You need money, you need food, you need to make it through the great depression. The great depression was a hard time to live in. The new deal, created by President Franklin Roosevelt, was a plan to counter the effects of the great depression. FDR focused his new deal programs on relief, recovery, and reform. 1,000,000 children were fed and nourished by the WPA school lunch program. Unemployment rates were helped drastically while Franklin Roosevelt was in office, 12.6% more people were employed from 1932 to 1936. Native Americans are doing much better with their businesses. The government also provided grants to local school districts, hospitals, and social welfare agencies to assist Native Americans.The new deal was a success because it helped keep children nourished, it helped Native Americans, and President Roosevelt
The Great Depression will forever be a highlighted event in our United States’ history. It was so chaotic and it came with numerous problems that people till this date seek ways to prevent similar events from happening. People at the time came up with different ways to stop a crisis, like the Great Depression, from happening, but this is not as easy as it seems. It is not easy pleasing everyone specially in a country as diverse as the United States. The New Deal was one of these ideas made as a response of the Great Depression, This new plan was brought to light by Franklin D. Roosevelt when he ran for presidency. Roosevelt “landslide” victory allowed for these New Deal to set sail, but along the way many things challenged his New deal. Different businesses and even some strongly supported individuals ended up challenging Roosevelt’s plans and actions.

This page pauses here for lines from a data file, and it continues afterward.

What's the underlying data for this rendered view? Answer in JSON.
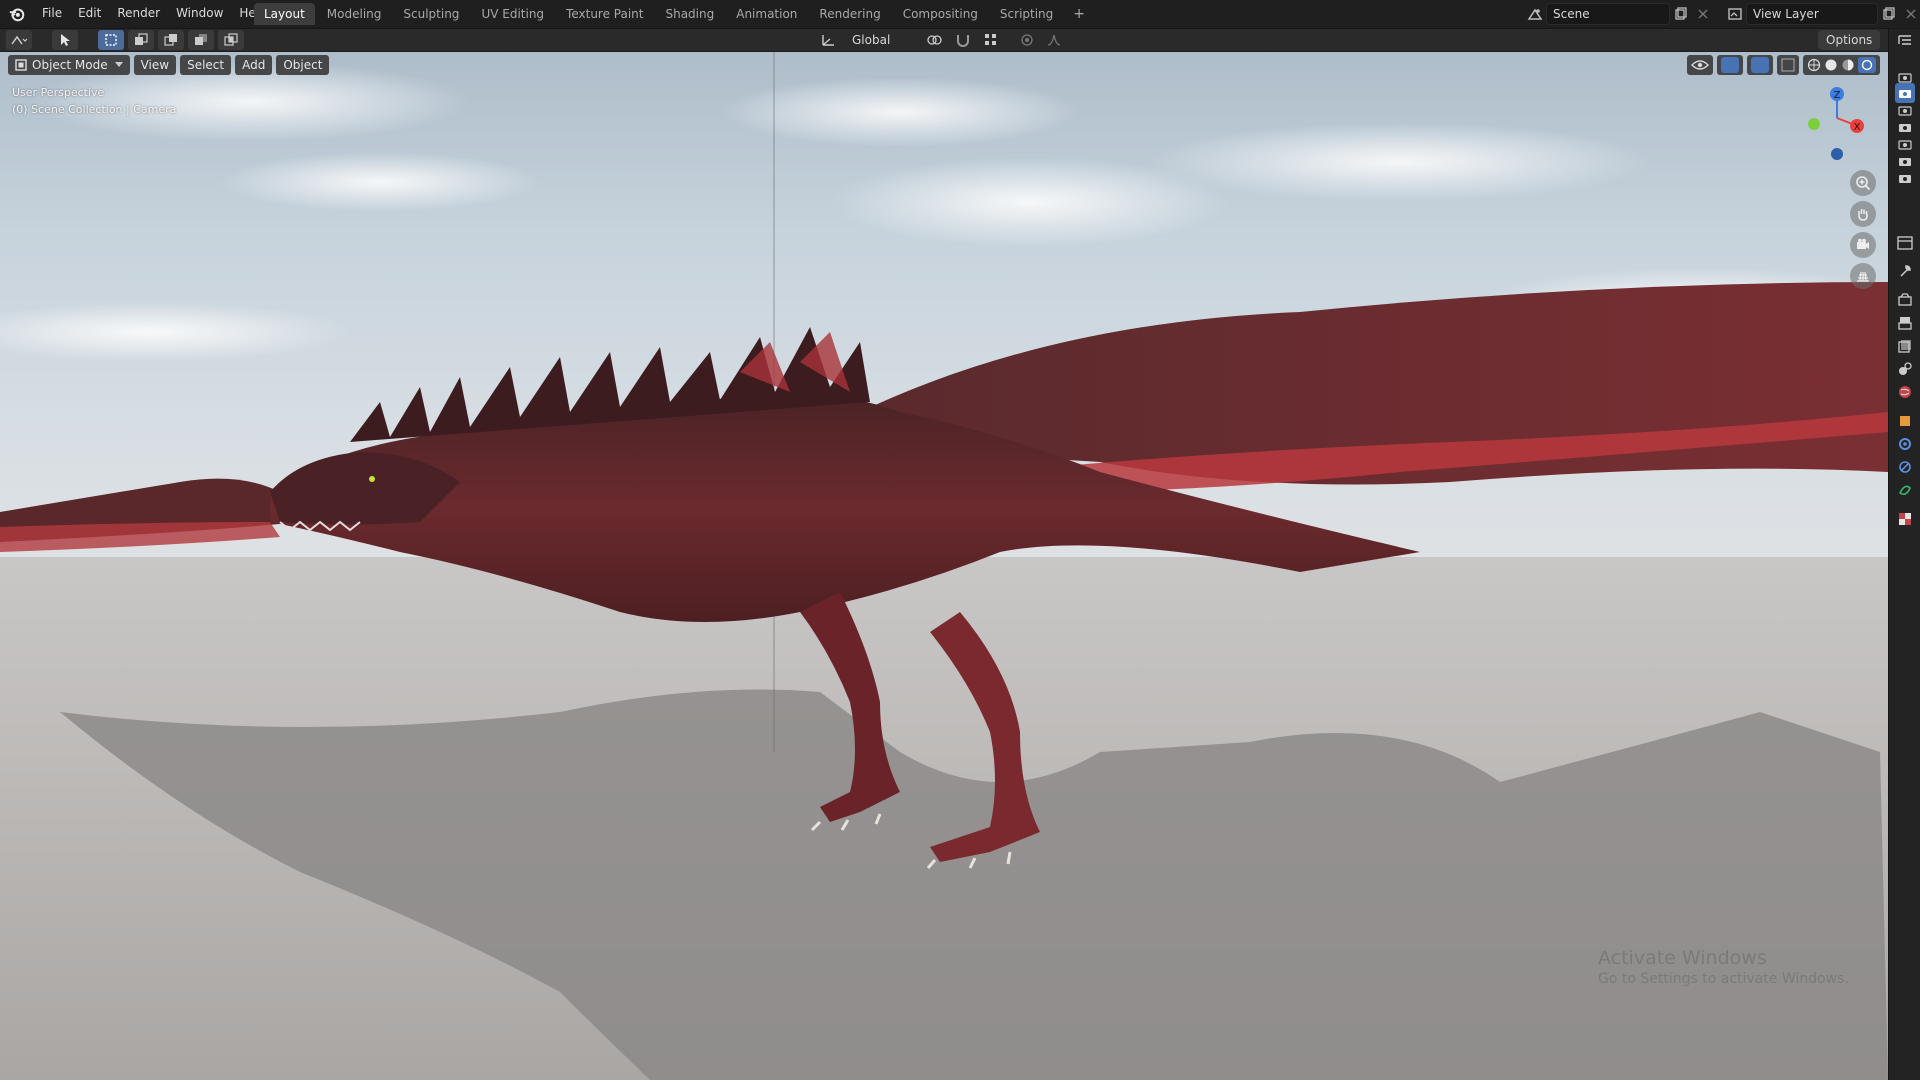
{
  "menu": {
    "items": [
      "File",
      "Edit",
      "Render",
      "Window",
      "Help"
    ]
  },
  "workspaces": {
    "tabs": [
      "Layout",
      "Modeling",
      "Sculpting",
      "UV Editing",
      "Texture Paint",
      "Shading",
      "Animation",
      "Rendering",
      "Compositing",
      "Scripting"
    ],
    "active": "Layout",
    "add_label": "+"
  },
  "scene": {
    "name": "Scene"
  },
  "view_layer": {
    "name": "View Layer"
  },
  "toolbar": {
    "transform_orientation": "Global",
    "options_label": "Options"
  },
  "viewport": {
    "mode": "Object Mode",
    "menus": [
      "View",
      "Select",
      "Add",
      "Object"
    ],
    "info_line1": "User Perspective",
    "info_line2": "(0) Scene Collection | Camera",
    "gizmo": {
      "z_label": "Z",
      "x_label": "X"
    }
  },
  "watermark": {
    "title": "Activate Windows",
    "subtitle": "Go to Settings to activate Windows."
  },
  "colors": {
    "accent": "#4772b3",
    "axis_x": "#e8413d",
    "axis_y": "#7ccf3c",
    "axis_z": "#3b7ddd",
    "dragon_red": "#8a2a2e"
  },
  "icons": {
    "logo": "blender-logo-icon",
    "properties": [
      "tool-icon",
      "render-icon",
      "output-icon",
      "view-layer-icon",
      "scene-icon",
      "world-icon",
      "object-icon",
      "modifier-icon",
      "physics-icon",
      "constraint-icon",
      "data-icon",
      "texture-icon"
    ]
  }
}
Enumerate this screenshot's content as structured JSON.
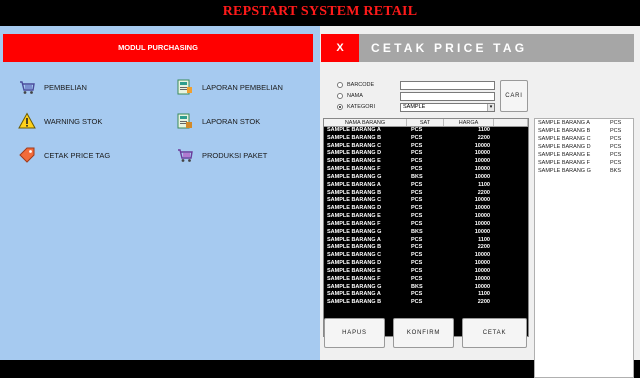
{
  "app": {
    "title": "REPSTART SYSTEM RETAIL"
  },
  "left_panel": {
    "module_title": "MODUL PURCHASING",
    "menu": [
      {
        "label": "PEMBELIAN",
        "icon": "cart-icon"
      },
      {
        "label": "LAPORAN PEMBELIAN",
        "icon": "report-icon"
      },
      {
        "label": "WARNING STOK",
        "icon": "warning-icon"
      },
      {
        "label": "LAPORAN STOK",
        "icon": "stock-report-icon"
      },
      {
        "label": "CETAK PRICE TAG",
        "icon": "price-tag-icon"
      },
      {
        "label": "PRODUKSI PAKET",
        "icon": "package-cart-icon"
      }
    ]
  },
  "right_panel": {
    "close_label": "X",
    "title": "CETAK PRICE TAG",
    "search": {
      "options": [
        {
          "label": "BARCODE",
          "selected": false
        },
        {
          "label": "NAMA",
          "selected": false
        },
        {
          "label": "KATEGORI",
          "selected": true
        }
      ],
      "barcode_value": "",
      "nama_value": "",
      "kategori_value": "SAMPLE",
      "search_button": "CARI"
    },
    "grid": {
      "columns": [
        "NAMA BARANG",
        "SAT",
        "HARGA"
      ],
      "rows": [
        [
          "SAMPLE BARANG A",
          "PCS",
          "1100"
        ],
        [
          "SAMPLE BARANG B",
          "PCS",
          "2200"
        ],
        [
          "SAMPLE BARANG C",
          "PCS",
          "10000"
        ],
        [
          "SAMPLE BARANG D",
          "PCS",
          "10000"
        ],
        [
          "SAMPLE BARANG E",
          "PCS",
          "10000"
        ],
        [
          "SAMPLE BARANG F",
          "PCS",
          "10000"
        ],
        [
          "SAMPLE BARANG G",
          "BKS",
          "10000"
        ],
        [
          "SAMPLE BARANG A",
          "PCS",
          "1100"
        ],
        [
          "SAMPLE BARANG B",
          "PCS",
          "2200"
        ],
        [
          "SAMPLE BARANG C",
          "PCS",
          "10000"
        ],
        [
          "SAMPLE BARANG D",
          "PCS",
          "10000"
        ],
        [
          "SAMPLE BARANG E",
          "PCS",
          "10000"
        ],
        [
          "SAMPLE BARANG F",
          "PCS",
          "10000"
        ],
        [
          "SAMPLE BARANG G",
          "BKS",
          "10000"
        ],
        [
          "SAMPLE BARANG A",
          "PCS",
          "1100"
        ],
        [
          "SAMPLE BARANG B",
          "PCS",
          "2200"
        ],
        [
          "SAMPLE BARANG C",
          "PCS",
          "10000"
        ],
        [
          "SAMPLE BARANG D",
          "PCS",
          "10000"
        ],
        [
          "SAMPLE BARANG E",
          "PCS",
          "10000"
        ],
        [
          "SAMPLE BARANG F",
          "PCS",
          "10000"
        ],
        [
          "SAMPLE BARANG G",
          "BKS",
          "10000"
        ],
        [
          "SAMPLE BARANG A",
          "PCS",
          "1100"
        ],
        [
          "SAMPLE BARANG B",
          "PCS",
          "2200"
        ]
      ]
    },
    "selected_list": [
      [
        "SAMPLE BARANG A",
        "PCS"
      ],
      [
        "SAMPLE BARANG B",
        "PCS"
      ],
      [
        "SAMPLE BARANG C",
        "PCS"
      ],
      [
        "SAMPLE BARANG D",
        "PCS"
      ],
      [
        "SAMPLE BARANG E",
        "PCS"
      ],
      [
        "SAMPLE BARANG F",
        "PCS"
      ],
      [
        "SAMPLE BARANG G",
        "BKS"
      ]
    ],
    "buttons": {
      "hapus": "HAPUS",
      "konfirm": "KONFIRM",
      "cetak": "CETAK"
    }
  },
  "colors": {
    "accent": "#ff0000",
    "title_text": "#ff1a1a",
    "left_bg": "#a6caf0",
    "header_band": "#a6a6a6"
  }
}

With the continually worsening conditions, and the stock market crash on Black Tuesday, October 29, 1929, the United States was thrown into the biggest economical disaster of our history. Everyone, excluding the rich upper class, became poor and most unemployed. The majority of the American populace found themselves living in ‘shantytowns’ or ‘Hoovervilles’ as they later became to be known, which consisted of many cramped shacks constructed from whatever was available. This meant old burnt-out cars, cardboard boxes, random pieces of lumber, and anything else that people could find. Times truly were tough. It was a daily